Analog dials flank a square LCD with navigation, media, and trip information, while there’s an 8.8-inch infotainment display in the center stack as standard on the Stelvio Ti. That still looks oddly small, mainly because of its widescreen aspect ratio, but you do get Android Auto and Apple CarPlay as standard. Unfortunately, from what I suspect is the anti-glare coating Alfa has applied, graphics can appear slightly mottled, particularly when you’re looking at maps.
It wouldn’t be an Alfa without some oddities, of course. The weird display also suffers a tiny reversing camera preview, which just a few raindrops can obscure. The start/stop system is clunky and lacks finesse; the first thing Alfa’s team did when we got behind the wheel was show us how to turn it off. The brakes aren’t short on power – 13-inch rotors and four-piston Brembo calipers up front, along with 12.5-inch, single-caliper discs at the back – but there’s a fair amount of pedal travel before you reach its bite.
In the regular Stelvio, which kicks off at R810,000.00, you get standard leather, a power tailgate, bi-Xenon headlamps with LED daytime running lights, gloss-colored brake calipers, LED tail lamps, remote and push-button start, rear parking sensors, power-adjustable seats, and a choice of black, chocolate, or red interior. The sub R15 000 Sport package adds 19-inch alloys, the steering wheel shifters, sport-tuned suspension, a leather-wrapped sports wheel, and some visual glitz. A dual-pane glass roof is priced separately.

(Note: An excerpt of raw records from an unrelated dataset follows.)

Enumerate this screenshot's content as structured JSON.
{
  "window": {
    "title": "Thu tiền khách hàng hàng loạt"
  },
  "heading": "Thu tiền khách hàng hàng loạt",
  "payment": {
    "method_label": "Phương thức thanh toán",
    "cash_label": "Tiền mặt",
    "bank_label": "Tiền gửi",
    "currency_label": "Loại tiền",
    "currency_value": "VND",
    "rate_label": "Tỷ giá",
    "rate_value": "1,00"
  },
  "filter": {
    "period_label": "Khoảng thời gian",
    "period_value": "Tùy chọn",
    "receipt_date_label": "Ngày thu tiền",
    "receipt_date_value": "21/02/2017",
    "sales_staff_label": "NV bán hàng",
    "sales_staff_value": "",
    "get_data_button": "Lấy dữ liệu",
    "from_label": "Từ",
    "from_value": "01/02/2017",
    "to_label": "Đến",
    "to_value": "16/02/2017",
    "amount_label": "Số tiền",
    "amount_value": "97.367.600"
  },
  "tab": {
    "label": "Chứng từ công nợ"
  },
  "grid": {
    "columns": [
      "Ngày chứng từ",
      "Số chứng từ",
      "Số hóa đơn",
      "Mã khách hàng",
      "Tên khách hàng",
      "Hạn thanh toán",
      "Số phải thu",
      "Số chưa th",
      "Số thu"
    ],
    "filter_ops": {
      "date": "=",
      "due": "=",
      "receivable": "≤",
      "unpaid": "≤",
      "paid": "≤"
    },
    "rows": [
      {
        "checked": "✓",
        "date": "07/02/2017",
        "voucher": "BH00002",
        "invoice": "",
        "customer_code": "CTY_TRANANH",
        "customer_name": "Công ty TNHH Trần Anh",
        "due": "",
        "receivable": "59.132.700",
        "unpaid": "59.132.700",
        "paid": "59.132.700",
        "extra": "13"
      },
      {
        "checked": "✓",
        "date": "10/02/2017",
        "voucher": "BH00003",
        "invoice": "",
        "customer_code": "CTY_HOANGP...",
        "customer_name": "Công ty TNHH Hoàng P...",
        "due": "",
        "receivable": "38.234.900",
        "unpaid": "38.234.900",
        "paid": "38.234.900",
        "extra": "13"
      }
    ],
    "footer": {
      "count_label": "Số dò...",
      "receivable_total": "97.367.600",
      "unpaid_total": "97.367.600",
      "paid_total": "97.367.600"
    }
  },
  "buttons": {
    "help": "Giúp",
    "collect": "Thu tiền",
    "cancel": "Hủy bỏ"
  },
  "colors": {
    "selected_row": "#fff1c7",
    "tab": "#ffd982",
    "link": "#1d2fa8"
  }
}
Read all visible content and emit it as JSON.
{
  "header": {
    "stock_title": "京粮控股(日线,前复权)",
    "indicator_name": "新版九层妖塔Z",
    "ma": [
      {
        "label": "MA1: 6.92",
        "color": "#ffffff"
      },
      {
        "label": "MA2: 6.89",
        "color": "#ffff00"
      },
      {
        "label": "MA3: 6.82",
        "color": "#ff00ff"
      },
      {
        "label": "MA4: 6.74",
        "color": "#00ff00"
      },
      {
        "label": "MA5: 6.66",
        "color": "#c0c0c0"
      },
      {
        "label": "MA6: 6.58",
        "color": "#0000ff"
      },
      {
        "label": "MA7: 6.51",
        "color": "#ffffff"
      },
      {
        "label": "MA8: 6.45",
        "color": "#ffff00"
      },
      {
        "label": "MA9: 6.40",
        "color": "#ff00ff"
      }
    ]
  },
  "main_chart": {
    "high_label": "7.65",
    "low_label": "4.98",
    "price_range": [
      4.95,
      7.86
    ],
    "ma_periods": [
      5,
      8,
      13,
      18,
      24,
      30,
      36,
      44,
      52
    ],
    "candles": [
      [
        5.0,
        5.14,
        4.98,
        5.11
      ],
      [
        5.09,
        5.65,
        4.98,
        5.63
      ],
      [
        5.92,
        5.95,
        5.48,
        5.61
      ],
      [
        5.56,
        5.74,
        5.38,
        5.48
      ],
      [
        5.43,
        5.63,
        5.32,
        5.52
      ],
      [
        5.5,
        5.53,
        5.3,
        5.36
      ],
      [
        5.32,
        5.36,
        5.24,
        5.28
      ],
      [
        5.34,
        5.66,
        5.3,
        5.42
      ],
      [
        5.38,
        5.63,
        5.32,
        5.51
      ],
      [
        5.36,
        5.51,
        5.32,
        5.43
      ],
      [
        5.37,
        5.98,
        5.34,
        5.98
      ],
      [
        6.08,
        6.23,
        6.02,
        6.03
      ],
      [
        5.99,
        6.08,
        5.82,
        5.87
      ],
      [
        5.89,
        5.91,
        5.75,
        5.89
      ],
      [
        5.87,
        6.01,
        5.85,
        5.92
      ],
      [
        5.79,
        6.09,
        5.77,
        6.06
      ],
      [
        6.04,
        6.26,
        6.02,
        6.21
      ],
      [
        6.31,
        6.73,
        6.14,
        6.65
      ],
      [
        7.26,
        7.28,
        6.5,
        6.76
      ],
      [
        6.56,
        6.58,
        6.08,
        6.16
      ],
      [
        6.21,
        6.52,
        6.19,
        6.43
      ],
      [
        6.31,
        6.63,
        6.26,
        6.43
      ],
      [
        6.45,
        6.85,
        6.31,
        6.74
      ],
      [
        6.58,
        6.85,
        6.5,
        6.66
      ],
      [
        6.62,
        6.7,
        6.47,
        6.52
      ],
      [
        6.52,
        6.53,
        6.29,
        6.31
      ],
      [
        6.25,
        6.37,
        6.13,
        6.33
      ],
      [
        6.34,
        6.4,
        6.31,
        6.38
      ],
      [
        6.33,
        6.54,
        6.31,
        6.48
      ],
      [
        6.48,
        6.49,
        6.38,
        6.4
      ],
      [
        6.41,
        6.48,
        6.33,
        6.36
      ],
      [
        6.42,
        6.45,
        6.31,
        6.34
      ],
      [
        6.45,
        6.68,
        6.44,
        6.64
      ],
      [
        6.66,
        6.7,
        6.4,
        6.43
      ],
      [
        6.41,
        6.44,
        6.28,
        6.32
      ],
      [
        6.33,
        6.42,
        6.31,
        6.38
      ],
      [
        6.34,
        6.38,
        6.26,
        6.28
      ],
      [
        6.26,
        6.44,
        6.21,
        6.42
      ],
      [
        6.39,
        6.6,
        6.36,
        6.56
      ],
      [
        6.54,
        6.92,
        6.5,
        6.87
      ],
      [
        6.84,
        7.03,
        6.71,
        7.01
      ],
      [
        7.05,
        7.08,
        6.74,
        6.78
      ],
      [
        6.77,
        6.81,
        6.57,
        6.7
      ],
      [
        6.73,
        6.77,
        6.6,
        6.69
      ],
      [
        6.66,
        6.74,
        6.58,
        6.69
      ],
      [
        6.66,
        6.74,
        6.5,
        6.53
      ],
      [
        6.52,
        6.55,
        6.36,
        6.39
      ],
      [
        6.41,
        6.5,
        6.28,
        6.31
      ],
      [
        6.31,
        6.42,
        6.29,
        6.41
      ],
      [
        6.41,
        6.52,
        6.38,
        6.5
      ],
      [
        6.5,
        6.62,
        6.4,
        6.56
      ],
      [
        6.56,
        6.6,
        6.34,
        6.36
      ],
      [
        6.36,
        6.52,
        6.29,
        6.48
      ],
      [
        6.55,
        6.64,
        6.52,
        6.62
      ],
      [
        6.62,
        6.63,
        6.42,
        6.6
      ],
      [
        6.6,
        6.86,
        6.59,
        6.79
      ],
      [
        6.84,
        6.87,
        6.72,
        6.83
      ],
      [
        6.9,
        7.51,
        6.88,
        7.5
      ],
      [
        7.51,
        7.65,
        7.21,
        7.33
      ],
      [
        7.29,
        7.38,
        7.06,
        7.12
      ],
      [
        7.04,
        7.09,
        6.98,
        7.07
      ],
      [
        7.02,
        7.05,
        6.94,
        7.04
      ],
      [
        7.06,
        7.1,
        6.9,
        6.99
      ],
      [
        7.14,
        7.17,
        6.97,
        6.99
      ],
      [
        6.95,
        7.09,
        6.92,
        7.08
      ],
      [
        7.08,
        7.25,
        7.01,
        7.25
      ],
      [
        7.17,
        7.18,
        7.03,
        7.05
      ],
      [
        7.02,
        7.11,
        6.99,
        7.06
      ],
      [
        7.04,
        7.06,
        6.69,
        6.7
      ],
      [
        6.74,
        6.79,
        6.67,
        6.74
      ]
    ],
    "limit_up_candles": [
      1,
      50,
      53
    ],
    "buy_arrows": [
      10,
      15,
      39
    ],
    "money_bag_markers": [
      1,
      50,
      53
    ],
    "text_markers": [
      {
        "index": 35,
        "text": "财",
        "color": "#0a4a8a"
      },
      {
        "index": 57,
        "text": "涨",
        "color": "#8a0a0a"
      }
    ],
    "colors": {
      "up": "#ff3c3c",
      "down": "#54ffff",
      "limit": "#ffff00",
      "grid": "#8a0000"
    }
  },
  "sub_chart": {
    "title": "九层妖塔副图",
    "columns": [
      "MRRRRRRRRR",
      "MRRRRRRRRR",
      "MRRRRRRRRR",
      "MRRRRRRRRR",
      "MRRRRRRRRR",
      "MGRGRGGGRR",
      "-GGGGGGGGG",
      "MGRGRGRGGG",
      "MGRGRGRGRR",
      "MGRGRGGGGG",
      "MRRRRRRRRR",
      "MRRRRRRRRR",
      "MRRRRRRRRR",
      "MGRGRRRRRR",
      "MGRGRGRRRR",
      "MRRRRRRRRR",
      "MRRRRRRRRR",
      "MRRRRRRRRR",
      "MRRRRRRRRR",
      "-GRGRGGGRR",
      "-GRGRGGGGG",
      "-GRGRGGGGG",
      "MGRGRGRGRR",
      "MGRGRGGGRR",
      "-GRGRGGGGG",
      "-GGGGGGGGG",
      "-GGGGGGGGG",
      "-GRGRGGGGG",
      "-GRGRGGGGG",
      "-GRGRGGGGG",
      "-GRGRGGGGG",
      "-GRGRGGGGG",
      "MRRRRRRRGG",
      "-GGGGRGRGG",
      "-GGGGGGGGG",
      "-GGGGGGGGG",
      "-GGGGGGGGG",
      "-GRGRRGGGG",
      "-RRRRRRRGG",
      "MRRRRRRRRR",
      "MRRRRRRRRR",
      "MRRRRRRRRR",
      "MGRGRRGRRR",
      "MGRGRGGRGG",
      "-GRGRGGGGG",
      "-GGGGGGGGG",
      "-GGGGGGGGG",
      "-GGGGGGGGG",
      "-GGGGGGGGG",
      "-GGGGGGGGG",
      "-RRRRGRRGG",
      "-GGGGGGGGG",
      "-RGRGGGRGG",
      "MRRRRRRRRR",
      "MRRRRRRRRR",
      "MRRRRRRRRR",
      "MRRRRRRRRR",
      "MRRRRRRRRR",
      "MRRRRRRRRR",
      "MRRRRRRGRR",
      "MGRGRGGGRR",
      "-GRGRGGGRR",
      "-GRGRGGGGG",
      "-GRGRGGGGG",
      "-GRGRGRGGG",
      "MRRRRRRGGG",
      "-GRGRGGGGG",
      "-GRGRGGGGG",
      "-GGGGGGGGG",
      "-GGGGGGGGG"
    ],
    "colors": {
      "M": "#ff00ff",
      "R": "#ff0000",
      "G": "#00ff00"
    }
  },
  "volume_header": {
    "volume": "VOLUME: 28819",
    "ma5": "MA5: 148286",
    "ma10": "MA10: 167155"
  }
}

Step up to the R946,000.00 Stelvio First Edition, which Alfa expects to be the volume model, and you get 19-inch wheels, the 8.8-inch windscreen infotainment system, SiriusXM, front parking sensors, and heating for the front seats and steering wheel.